• **DIRECTIONS**
Gather every line of the entries that includes the word "在Word中".

(DATA FOR THIS TASK begins)

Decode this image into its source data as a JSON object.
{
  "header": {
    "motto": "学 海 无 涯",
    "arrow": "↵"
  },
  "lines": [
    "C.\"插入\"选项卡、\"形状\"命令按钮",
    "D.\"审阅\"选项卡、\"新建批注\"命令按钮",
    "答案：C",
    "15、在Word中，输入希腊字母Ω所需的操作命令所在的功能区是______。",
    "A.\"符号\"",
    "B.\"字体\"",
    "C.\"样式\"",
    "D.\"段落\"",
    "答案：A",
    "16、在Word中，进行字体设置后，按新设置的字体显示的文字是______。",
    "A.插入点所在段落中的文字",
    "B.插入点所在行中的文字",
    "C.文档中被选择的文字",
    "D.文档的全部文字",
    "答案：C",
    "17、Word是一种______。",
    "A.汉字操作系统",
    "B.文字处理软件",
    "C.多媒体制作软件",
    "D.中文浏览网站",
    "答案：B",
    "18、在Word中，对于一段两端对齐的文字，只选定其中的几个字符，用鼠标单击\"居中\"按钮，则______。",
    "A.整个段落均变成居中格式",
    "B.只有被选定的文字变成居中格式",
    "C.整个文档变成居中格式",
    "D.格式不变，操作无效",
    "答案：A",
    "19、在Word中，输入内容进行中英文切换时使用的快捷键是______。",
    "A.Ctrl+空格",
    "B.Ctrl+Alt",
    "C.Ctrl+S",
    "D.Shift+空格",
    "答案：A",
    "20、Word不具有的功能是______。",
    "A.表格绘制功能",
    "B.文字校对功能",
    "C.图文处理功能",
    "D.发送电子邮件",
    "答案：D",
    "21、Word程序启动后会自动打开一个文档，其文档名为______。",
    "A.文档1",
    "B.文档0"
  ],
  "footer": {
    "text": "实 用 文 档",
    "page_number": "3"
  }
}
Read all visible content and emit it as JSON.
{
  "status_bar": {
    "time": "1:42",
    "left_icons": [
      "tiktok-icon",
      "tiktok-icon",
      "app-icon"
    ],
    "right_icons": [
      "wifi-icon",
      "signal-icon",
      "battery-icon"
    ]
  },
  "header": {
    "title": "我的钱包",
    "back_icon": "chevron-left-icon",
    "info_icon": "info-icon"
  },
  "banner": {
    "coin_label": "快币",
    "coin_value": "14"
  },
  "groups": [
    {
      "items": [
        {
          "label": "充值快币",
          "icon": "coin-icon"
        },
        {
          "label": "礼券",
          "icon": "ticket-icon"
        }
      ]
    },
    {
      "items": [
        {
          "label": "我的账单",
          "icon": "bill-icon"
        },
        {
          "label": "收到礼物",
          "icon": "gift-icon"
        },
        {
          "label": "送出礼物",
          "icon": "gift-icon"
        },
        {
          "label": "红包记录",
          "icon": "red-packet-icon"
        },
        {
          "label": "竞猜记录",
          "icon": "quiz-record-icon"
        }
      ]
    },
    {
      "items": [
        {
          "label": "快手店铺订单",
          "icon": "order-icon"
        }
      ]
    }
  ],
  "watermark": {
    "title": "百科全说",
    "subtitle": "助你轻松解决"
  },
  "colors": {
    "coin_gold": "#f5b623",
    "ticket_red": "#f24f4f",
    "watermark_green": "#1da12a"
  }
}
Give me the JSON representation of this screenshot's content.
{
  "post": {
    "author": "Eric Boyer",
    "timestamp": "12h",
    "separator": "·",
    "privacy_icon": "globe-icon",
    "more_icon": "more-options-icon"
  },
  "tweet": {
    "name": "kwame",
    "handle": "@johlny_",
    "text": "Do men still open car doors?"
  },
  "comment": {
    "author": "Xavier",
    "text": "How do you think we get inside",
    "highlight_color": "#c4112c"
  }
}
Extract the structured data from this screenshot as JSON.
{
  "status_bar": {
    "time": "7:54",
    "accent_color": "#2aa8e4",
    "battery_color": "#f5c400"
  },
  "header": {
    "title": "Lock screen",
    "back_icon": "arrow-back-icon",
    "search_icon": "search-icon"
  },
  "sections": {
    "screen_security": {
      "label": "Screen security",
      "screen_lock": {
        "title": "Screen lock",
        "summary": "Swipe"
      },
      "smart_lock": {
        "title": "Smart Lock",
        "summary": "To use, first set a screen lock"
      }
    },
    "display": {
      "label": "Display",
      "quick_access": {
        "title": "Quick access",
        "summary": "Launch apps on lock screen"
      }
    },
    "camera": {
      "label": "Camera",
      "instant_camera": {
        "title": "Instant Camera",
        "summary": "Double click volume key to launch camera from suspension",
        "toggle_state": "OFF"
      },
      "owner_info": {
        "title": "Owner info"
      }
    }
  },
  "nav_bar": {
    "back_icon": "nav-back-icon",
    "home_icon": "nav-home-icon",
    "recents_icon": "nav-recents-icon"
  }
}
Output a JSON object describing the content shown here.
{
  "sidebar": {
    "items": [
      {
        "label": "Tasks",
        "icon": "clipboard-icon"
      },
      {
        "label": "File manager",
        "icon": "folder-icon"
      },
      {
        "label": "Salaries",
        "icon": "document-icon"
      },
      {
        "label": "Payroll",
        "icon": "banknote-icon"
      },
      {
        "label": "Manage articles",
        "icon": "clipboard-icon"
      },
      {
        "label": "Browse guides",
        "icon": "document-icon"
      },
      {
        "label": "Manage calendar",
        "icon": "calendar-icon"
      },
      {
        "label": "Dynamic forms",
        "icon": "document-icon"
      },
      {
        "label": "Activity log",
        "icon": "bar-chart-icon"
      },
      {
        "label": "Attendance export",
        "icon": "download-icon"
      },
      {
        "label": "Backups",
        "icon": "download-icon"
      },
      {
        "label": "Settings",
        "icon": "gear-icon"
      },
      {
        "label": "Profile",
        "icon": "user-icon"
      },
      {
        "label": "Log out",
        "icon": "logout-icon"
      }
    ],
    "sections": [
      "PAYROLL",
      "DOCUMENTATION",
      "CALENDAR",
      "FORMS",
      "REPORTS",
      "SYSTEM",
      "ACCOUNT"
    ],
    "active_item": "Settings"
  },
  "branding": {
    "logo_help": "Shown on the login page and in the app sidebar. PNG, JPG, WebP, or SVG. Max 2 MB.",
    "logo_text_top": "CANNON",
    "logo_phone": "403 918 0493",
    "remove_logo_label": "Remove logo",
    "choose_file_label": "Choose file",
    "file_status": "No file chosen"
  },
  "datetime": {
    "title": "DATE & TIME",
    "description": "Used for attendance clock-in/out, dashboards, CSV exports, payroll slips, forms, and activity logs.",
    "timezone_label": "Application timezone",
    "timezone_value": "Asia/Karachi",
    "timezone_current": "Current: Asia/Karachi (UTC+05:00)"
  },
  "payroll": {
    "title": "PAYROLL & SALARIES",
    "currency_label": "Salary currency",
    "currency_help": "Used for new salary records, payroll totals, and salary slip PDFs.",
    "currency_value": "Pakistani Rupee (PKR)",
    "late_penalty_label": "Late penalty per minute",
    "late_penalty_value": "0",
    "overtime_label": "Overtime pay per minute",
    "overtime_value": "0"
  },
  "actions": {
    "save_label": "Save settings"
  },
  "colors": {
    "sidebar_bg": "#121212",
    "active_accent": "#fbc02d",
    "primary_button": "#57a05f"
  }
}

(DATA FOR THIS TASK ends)

• **ANSWER BOX**
    "15、在Word中，输入希腊字母Ω所需的操作命令所在的功能区是______。",
    "16、在Word中，进行字体设置后，按新设置的字体显示的文字是______。",
    "18、在Word中，对于一段两端对齐的文字，只选定其中的几个字符，用鼠标单击\"居中\"按钮，则______。",
    "19、在Word中，输入内容进行中英文切换时使用的快捷键是______。",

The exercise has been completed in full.